What is it for?
Psychotherapy is the first line treatment for a wide spectrum of mental health problems. Psychotherapy by itself, or in combination with medication, has been shown to be the most effective approach for the treatment (and prevention of re-occurrence) of depression, anxiety, traumatic stress, eating disorders, identity, and personality disorders. Psychotherapy is the most enduring form of treatment for mental health problems. Unlike with medications, the benefits from psychotherapy continue even after the active phase of treatment has concluded. Psychotherapy is also indicated for the prevention of relapse of psychotic episodes in schizophrenia. Psychotherapy is an integral part of substance abuse treatment and helping patients to cope with pain, injuries, disability, and serious medical illness. No matter which mental health problem, the scientific and clinical evidence is very clear that psychotherapies play a substantial role in improving the distress and symptoms associated with illness.
Psychotherapy is the first choice indication for behavioral problems and mental health treatment in children. (Parents, please note: Medication for behavioral problems in children should always be considered secondarily to establishing a plan for parent-child guidance, psychotherapy, family therapy, and an educational intervention. Do not accept medication prescriptions for the treatment of your child without also having a formal psychological, behavioral and/or an educational plan. This is especially true for the treatment of attention problems, attention deficits, or hyperactivity in children and depression or anxiety in adolescents).
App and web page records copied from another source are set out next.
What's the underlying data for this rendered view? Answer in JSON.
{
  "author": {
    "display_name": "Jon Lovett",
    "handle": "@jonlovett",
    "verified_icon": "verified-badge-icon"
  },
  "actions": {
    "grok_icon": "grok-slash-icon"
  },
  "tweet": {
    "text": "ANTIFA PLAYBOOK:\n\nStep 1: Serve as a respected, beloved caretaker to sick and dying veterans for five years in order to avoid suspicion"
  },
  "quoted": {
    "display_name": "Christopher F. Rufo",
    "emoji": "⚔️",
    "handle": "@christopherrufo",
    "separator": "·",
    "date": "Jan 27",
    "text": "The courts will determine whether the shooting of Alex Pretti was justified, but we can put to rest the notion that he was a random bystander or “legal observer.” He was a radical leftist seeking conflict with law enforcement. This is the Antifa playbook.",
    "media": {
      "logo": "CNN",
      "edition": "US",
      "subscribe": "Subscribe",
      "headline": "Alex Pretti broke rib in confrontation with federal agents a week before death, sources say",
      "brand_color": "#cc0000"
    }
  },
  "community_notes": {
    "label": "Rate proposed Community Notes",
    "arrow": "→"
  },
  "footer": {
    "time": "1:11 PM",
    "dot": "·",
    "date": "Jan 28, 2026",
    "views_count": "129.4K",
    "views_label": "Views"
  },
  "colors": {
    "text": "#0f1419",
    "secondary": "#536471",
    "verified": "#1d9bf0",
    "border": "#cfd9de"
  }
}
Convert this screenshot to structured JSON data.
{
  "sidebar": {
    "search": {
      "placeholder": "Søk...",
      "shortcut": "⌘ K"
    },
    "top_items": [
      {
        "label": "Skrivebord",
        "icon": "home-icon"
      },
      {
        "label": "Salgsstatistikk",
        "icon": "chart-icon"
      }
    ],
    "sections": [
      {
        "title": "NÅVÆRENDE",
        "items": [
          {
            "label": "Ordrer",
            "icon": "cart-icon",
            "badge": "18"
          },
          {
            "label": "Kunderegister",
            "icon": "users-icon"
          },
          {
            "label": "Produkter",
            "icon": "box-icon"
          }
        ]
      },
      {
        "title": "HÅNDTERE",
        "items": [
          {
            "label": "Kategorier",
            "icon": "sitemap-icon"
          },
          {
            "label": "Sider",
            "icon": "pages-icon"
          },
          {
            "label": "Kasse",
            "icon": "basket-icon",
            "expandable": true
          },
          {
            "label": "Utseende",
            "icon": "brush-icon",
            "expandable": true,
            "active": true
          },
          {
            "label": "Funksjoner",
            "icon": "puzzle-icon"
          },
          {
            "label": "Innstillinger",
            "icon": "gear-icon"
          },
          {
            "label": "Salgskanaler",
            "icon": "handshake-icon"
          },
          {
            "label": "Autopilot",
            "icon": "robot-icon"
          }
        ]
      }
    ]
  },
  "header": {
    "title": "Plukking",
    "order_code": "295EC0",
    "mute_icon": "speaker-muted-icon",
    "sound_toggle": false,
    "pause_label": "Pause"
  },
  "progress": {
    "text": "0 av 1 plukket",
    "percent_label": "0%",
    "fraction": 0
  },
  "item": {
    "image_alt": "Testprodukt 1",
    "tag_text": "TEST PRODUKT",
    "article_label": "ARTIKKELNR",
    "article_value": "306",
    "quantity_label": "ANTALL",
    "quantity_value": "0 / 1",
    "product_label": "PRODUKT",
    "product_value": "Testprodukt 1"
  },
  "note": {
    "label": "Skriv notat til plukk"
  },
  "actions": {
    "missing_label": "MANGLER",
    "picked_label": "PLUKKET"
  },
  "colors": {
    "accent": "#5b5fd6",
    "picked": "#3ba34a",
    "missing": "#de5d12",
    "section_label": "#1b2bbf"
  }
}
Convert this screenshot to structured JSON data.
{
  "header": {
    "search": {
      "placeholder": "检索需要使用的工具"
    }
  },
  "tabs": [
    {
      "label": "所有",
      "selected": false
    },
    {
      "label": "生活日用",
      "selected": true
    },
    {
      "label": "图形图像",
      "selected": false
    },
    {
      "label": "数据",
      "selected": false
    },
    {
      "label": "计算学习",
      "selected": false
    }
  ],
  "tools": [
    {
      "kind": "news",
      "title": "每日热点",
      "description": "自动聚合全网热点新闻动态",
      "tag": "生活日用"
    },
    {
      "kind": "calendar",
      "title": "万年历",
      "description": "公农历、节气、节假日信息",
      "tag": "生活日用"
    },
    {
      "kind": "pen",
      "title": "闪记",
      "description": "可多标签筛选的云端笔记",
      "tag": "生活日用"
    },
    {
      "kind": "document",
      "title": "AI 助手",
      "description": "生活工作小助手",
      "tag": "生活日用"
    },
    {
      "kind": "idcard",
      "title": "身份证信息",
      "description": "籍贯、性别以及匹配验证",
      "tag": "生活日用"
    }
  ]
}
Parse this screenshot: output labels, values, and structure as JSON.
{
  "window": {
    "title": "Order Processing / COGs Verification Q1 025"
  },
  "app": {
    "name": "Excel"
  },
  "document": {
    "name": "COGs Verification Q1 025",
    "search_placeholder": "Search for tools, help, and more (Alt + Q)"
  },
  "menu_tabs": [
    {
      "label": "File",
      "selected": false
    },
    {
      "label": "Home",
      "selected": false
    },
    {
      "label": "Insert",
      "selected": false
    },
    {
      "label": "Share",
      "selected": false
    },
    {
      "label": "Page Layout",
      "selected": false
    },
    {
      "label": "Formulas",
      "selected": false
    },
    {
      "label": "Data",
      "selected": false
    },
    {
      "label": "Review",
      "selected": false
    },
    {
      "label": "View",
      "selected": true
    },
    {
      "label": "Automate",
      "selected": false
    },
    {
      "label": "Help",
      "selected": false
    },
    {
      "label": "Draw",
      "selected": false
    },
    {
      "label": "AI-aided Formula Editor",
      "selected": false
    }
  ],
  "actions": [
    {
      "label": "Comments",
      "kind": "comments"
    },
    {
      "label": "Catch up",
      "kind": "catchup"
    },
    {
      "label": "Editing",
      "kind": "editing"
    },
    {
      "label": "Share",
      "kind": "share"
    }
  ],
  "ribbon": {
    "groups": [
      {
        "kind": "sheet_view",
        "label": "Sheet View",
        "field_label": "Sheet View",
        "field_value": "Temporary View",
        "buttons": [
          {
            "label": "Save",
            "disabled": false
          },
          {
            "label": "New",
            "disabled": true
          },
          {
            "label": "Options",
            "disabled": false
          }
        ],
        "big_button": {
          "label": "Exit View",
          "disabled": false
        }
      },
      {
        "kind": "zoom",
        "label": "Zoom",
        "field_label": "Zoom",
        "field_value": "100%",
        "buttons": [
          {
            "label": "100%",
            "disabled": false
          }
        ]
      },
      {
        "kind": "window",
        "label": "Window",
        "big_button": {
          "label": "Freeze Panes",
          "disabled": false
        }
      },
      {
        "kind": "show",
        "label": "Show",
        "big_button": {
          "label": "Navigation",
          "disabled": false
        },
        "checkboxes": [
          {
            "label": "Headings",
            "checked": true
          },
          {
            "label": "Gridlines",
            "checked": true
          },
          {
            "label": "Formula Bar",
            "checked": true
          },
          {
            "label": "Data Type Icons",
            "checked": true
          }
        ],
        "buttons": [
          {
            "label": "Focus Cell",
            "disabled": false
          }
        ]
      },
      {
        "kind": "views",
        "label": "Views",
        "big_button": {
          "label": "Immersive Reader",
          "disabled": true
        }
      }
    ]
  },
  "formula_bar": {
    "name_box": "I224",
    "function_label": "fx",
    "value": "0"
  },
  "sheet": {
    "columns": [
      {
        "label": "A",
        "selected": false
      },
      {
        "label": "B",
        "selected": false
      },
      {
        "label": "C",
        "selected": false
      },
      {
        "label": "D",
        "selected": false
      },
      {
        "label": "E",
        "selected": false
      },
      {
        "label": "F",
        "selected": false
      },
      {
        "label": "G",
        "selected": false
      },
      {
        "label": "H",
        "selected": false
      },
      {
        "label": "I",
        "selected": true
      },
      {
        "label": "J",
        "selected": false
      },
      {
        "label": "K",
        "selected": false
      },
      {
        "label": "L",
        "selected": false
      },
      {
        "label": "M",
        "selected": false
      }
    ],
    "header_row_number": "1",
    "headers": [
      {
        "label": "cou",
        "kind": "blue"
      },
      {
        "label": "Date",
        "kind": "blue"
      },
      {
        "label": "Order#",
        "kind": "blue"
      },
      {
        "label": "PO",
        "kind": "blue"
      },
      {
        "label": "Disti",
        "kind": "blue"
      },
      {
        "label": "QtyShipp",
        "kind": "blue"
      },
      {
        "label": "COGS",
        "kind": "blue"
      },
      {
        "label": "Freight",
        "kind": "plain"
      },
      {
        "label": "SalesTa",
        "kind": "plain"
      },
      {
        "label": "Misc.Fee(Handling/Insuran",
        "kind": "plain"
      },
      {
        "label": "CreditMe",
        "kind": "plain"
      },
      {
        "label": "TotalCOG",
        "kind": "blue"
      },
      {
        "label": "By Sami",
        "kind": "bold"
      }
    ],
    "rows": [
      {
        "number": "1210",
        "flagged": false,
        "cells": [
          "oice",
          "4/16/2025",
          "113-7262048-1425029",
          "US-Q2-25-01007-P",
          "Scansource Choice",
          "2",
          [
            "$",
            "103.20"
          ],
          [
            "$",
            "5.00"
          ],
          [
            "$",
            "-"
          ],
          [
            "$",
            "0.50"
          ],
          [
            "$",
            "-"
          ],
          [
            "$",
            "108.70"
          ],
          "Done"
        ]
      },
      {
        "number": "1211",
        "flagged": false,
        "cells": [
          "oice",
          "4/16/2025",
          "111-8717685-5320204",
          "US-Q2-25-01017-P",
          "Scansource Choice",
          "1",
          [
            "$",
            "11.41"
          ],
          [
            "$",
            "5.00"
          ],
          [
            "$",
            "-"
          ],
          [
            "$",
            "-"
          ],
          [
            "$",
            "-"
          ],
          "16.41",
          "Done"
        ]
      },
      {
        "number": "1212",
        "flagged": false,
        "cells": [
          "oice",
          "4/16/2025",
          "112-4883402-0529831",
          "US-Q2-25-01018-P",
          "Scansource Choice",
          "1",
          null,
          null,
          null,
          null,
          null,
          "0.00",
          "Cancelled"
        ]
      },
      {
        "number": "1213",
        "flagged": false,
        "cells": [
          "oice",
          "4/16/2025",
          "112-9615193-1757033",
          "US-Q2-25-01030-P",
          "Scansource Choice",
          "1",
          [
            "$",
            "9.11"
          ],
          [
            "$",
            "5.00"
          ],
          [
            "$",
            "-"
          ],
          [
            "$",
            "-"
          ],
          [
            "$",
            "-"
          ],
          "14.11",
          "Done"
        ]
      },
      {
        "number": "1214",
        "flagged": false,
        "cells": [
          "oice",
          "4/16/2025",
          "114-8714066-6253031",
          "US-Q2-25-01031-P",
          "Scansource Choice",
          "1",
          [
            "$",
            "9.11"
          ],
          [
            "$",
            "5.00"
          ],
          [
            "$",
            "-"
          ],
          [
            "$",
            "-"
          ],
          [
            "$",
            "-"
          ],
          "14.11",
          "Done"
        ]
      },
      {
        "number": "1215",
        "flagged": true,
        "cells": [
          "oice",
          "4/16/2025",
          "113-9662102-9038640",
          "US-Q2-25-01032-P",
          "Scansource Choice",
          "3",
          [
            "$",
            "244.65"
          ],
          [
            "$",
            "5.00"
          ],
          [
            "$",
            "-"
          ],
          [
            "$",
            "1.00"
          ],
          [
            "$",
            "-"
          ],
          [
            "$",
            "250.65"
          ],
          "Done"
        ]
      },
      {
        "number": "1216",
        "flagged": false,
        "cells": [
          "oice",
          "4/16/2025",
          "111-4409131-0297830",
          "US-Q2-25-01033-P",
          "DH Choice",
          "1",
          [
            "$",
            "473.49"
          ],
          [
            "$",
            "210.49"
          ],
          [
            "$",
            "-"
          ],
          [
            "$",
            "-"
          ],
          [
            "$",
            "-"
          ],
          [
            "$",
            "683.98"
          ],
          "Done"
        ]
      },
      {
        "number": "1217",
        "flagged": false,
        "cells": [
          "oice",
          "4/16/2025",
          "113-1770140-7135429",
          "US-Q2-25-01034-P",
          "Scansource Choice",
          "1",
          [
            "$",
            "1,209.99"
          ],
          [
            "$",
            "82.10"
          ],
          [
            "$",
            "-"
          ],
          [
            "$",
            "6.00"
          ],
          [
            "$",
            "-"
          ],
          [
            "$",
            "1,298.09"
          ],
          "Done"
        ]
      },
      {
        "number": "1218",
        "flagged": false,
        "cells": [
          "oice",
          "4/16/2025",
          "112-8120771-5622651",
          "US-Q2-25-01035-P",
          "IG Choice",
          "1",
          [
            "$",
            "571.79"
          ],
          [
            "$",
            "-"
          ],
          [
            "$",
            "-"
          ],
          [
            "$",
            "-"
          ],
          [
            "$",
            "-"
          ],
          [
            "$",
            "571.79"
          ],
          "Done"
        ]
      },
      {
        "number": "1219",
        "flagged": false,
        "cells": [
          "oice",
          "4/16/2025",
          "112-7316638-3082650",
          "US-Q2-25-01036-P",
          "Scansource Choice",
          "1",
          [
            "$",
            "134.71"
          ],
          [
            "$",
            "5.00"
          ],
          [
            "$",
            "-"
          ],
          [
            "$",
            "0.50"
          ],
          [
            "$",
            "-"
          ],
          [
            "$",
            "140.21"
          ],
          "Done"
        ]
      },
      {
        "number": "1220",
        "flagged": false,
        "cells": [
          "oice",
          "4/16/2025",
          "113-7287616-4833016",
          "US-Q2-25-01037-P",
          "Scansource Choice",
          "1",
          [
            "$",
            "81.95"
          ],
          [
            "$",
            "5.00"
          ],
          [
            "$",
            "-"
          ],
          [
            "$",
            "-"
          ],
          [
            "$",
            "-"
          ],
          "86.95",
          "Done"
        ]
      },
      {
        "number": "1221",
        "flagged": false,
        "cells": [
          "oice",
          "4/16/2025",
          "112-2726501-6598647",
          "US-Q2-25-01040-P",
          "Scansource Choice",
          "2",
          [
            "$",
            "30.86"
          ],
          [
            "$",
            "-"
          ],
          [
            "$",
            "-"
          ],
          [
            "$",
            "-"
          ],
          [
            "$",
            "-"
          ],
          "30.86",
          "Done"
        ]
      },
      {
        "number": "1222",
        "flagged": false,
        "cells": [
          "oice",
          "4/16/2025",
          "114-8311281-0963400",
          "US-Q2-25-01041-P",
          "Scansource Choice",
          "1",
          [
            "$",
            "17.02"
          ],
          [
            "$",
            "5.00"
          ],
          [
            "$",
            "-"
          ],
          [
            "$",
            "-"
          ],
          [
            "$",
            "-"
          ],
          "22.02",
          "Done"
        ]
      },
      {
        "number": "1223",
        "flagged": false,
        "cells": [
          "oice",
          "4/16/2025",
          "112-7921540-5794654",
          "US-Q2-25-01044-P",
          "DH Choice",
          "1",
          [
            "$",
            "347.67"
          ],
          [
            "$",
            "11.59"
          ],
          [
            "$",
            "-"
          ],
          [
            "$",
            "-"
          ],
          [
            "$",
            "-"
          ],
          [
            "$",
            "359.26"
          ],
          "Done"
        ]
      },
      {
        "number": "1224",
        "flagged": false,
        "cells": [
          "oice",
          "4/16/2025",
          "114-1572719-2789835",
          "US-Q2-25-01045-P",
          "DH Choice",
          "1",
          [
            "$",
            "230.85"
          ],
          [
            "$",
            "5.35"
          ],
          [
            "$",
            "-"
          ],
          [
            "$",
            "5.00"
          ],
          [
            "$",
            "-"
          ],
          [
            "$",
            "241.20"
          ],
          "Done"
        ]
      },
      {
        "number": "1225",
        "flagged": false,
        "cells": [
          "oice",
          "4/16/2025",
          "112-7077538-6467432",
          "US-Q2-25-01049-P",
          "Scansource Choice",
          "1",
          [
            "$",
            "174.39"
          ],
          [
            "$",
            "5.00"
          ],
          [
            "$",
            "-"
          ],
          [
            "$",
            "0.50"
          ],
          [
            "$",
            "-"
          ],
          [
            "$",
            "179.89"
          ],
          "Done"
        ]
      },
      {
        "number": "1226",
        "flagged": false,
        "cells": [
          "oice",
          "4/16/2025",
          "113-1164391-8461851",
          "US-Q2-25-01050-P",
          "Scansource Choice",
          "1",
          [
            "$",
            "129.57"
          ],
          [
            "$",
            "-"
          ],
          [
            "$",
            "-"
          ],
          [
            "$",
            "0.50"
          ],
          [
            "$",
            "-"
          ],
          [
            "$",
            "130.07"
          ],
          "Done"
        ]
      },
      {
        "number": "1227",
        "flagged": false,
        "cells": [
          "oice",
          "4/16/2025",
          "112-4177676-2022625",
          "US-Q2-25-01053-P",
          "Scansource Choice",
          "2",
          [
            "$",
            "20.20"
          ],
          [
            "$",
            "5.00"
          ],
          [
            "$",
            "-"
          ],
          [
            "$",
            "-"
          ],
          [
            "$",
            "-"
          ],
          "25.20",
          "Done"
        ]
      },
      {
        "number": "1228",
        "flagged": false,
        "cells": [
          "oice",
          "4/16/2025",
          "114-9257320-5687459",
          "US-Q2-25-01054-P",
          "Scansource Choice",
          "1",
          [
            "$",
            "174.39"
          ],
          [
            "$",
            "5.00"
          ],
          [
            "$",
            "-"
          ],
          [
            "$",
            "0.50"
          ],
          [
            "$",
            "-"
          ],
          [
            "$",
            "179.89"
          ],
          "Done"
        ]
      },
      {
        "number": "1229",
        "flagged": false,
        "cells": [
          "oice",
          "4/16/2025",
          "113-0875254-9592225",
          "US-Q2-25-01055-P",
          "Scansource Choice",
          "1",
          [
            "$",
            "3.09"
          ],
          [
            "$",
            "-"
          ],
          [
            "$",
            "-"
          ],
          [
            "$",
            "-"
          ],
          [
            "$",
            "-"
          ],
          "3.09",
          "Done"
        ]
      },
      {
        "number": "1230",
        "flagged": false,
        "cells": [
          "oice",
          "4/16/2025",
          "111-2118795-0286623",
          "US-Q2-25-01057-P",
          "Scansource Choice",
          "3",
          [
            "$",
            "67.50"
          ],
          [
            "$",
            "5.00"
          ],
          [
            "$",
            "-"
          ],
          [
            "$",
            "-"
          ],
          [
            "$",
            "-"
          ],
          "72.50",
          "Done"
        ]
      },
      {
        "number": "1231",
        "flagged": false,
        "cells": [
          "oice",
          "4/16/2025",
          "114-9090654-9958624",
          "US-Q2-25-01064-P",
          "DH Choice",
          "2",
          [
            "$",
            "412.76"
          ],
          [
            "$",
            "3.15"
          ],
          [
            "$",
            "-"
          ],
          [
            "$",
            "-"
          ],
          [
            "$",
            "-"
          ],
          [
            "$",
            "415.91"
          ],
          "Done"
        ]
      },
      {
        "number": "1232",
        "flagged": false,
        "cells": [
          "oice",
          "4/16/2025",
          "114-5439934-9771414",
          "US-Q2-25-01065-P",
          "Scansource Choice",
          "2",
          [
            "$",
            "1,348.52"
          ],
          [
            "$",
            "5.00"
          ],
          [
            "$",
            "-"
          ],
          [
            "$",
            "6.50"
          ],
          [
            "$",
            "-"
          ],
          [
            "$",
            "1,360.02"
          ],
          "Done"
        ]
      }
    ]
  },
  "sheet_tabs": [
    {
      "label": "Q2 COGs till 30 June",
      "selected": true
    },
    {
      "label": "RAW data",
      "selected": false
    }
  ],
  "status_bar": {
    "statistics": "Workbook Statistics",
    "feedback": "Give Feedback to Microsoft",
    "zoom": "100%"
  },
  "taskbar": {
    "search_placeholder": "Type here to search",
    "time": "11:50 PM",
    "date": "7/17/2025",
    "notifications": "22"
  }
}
Psychotherapy is a treatment that involves an ongoing series of conversations held during scheduled sessions. Psychotherapy works as a collaborative process between people: it is a dialogue and occurs in the context of a relationship. In all forms of psychotherapy, an honest, open, working relationship between the patient and the therapist is essential for therapeutic benefit. The course of psychotherapy, frequency of sessions, and duration of treatment are usually open-ended with a plan collaboratively established during the early series of meetings. Many patients work well and experience symptom reduction with a treatment that meets for once-weekly sessions, while more intensive treatment with more frequent sessions (2-3 times per week) is usually required to address goals of deeper structural or personality change. Symptoms that caused initial distress often diminish early on in the course of a treatment, usually within the first few months. As treatment progresses, therapeutic goals shift from symptom management, to a deeper level of awareness or gaining of insight, and to learning the emotional skills that help people to recognize and manage feelings and relationships better over time. It is important to be aware that psychotherapy is a social and interpersonal treatment that can have lasting positive biological impact on the way the brain is structured and how it functions.
Psychotherapy, like any health treatment, can have risks as well as benefits. While the course of psychotherapy is designed to be helpful, it may at times be difficult or feel uncomfortable. Most patients benefit from psychotherapy, but the change process itself is not always predictable. Some people experience immediate and noticeable relief once a course of psychotherapy begins, whereas other people find that levels of distress can seem to worsen for a period of time while they confront difficult issues or feelings. Most often problems will steadily show improvement. Relationships with other people usually change too as a result of the person in treatment behaving differently. Outcomes are affected by the nature of the presenting problems, the motivation and dedication of the client to the treatment process, to the techniques applied in the treatment, and to the relationship established between patient and the therapist.